Trends come and go. For the Detroit Red Wings one trend has to go, slow starts. Sure the Red Wings came back and beat both the Pittsburgh Penguins and Ottawa Senators, but not before the team dug themselves in a hole. The team was unable to come back when they fell behind in Buffalo, justifying the need for a more consistent start to games. So how has starting games slowly grown into a near trend? How does the team fight for more consistent play? These are two questions that must be addressed.
The Detroit Red Wings rank 28th out of 32 in faceoff percentage at 44.3%. This is an area the team needs to get better in. Time and time again, they start games in their own end because of deficiencies in the faceoff circle. The team needs to find a way to gain control of the puck and start in the offensive end of the ice. Otherwise, they will continue to play with fire by losing faceoffs and giving up quick goals.
Without Tyler Bertuzzi, Robby Fabbri, Jakub Vrana, and Filip Zadina in the lineup, the Red Wings rank 27th in scoring chances. That simply must improve. The team is amassing 18.5 scoring chances per game. 3.11 goals per game is not great, but again the offense is soon getting back players that hopefully will boost production.

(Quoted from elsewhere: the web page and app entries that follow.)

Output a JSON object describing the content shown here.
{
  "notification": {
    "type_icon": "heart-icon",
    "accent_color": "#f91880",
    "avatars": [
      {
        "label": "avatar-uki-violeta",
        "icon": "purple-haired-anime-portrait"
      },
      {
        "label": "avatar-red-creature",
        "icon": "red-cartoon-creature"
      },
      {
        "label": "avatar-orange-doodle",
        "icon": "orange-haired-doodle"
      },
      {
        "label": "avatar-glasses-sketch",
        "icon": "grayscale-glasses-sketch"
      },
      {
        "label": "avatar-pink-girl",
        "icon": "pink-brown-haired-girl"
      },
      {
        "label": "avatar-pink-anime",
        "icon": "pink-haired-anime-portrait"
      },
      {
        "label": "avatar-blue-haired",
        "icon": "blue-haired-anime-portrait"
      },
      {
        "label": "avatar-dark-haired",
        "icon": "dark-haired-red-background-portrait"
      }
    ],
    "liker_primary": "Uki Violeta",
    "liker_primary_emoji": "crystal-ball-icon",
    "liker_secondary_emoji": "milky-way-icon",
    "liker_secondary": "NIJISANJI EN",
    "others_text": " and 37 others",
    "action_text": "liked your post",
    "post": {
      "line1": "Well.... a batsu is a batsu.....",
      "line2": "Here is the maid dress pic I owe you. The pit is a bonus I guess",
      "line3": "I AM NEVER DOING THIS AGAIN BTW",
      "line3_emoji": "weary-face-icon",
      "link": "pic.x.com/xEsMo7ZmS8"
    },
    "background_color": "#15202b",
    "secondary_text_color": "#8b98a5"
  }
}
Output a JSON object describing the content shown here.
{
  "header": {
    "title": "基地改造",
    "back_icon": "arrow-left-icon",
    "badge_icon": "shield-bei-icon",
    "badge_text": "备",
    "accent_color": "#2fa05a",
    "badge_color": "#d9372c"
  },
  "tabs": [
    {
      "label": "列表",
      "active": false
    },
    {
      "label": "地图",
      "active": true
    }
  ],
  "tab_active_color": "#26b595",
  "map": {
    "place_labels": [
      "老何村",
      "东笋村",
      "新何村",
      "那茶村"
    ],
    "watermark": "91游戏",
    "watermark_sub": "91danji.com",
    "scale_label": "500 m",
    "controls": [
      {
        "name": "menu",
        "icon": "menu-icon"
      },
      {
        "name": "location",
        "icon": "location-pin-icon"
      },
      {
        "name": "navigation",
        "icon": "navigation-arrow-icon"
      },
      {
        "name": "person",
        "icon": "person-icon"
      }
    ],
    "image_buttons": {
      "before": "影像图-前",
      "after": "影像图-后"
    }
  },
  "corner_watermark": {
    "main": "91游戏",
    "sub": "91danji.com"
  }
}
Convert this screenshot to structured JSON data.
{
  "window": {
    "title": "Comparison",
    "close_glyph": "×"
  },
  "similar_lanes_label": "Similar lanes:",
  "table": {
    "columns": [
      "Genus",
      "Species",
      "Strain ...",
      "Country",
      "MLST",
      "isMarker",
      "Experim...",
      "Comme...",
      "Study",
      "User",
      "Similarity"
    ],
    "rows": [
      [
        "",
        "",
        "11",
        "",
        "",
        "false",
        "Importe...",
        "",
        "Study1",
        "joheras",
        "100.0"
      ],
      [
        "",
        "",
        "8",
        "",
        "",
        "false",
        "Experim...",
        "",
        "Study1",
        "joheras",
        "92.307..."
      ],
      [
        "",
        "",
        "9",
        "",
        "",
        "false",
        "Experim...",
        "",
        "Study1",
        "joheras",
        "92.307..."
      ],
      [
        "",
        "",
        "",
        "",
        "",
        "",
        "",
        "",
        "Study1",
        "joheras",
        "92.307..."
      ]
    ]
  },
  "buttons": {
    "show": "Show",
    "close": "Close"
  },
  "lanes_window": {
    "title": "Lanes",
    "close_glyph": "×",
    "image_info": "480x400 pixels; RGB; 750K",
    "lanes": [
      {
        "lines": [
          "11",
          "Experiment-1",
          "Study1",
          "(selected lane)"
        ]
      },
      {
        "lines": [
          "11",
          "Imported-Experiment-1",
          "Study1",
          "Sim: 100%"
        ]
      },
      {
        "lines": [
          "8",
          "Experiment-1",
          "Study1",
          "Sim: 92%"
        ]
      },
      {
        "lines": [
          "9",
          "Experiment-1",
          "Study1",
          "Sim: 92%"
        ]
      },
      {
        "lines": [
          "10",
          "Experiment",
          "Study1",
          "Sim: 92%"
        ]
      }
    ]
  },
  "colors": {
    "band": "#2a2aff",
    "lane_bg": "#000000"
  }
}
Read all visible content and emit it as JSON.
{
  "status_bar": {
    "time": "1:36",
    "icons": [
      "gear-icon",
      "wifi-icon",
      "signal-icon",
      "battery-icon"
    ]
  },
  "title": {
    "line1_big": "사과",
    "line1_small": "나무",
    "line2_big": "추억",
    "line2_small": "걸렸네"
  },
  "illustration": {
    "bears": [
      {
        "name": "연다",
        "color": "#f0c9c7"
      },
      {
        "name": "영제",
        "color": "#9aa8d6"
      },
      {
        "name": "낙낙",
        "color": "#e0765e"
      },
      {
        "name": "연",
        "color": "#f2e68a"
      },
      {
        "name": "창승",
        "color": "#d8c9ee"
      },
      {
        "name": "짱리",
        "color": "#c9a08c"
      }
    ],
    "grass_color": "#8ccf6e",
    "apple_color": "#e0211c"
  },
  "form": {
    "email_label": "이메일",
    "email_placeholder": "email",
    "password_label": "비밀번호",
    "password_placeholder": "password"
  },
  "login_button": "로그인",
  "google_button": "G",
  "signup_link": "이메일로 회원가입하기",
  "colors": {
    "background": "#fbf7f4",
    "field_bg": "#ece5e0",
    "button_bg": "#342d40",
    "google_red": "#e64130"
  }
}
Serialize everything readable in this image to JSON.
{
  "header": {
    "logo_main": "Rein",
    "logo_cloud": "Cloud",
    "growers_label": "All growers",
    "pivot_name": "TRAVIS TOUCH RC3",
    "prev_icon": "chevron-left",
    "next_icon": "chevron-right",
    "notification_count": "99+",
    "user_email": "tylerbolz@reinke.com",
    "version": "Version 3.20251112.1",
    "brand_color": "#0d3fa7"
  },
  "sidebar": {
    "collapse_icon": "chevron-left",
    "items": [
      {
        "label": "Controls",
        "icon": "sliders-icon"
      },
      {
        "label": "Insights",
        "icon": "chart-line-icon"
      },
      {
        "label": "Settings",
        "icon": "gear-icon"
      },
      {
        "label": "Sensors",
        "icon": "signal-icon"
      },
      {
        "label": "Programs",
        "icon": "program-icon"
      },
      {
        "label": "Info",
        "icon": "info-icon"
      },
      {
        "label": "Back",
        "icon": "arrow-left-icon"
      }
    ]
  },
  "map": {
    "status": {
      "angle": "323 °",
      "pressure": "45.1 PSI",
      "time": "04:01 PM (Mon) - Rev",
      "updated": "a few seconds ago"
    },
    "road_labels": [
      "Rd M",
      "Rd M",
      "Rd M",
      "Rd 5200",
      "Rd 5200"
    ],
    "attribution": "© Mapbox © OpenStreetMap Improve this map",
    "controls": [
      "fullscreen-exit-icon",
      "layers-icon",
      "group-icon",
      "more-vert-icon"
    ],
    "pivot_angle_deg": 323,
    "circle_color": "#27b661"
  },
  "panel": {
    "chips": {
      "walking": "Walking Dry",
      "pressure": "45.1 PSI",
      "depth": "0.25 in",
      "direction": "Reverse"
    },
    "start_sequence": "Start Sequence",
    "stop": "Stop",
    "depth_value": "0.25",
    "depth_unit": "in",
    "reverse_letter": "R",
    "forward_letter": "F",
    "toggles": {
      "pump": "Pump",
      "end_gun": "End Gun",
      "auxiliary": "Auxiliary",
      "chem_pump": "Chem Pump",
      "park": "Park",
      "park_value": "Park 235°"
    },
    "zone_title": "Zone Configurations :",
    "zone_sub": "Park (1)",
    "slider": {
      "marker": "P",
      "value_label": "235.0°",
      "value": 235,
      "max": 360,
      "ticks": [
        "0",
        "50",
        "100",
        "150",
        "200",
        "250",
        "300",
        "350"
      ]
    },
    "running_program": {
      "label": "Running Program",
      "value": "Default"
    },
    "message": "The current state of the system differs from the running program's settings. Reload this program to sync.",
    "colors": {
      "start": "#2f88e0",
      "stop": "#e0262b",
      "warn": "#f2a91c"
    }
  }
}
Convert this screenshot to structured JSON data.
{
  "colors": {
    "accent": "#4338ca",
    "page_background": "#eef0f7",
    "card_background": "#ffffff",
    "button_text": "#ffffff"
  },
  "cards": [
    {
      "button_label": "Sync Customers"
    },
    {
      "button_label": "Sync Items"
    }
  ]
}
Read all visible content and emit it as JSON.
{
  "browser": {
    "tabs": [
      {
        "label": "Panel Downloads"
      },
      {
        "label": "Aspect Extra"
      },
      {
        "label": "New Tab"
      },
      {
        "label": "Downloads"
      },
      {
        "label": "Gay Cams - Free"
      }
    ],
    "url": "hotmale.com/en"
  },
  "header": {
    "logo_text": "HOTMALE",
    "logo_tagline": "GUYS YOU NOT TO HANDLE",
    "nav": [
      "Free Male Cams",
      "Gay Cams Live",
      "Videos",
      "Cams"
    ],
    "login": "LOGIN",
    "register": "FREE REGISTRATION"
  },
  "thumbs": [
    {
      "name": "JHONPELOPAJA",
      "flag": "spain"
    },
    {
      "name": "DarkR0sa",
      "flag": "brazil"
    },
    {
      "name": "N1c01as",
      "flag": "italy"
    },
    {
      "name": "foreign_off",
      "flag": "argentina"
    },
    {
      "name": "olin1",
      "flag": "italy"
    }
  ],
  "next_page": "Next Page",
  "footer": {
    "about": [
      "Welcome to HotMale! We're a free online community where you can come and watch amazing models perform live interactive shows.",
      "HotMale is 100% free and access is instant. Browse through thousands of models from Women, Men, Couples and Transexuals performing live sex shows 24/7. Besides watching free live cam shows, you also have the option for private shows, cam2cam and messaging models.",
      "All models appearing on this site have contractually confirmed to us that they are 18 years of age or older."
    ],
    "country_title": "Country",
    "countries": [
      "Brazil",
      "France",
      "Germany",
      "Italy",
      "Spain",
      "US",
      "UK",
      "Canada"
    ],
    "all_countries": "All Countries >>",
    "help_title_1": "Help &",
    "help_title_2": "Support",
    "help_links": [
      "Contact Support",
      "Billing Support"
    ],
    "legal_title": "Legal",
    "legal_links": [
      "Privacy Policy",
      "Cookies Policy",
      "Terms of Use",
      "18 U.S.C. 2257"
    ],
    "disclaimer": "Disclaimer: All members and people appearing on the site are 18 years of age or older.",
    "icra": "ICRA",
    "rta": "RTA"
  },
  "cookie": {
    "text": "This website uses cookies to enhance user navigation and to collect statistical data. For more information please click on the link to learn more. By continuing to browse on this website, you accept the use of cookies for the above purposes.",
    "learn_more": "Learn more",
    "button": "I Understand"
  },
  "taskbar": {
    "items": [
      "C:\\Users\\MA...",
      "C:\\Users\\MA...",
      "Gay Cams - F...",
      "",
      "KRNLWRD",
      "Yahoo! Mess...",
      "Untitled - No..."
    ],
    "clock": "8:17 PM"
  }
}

How does the team begin to trend in a better position in avoiding slow starts? The easy answer is to win more faceoffs. That would help quite a bit. The Red Wings also must be better in GAA, at 3.56 and a ranking of 25th. The Red Wings need better production in the defensive end. Head coach Derek Lalonde has asked players to play a simpler game, which has mixed results. Some players, like Filip Hronek and Jake Walman, have played better, while others have struggled.
Another aspect that would help the Red Wings get off to quicker starts is the power play. This has been a woeful unit for Detroit for a while, and while it has improved, it still needs more tuning. Ranked 23rd at 18.8% is not getting it done. However, help (Bertuzzi, Vrana, Fabbri, and Zadina) is on the way. Still, to be ranked in the bottom third of the league is not good.
So to review, soon-to-be returning players should help, to what extent remains to be seen. The team needs to find a way to improve in the faceoff circle, and defensive players who have been asked to play a simple game need to adapt if that means shaking up the pairings, perhaps that should be explored.
One thing is for sure. The Detroit Red Wings must buck the trend of slow starts and become a more consistent group.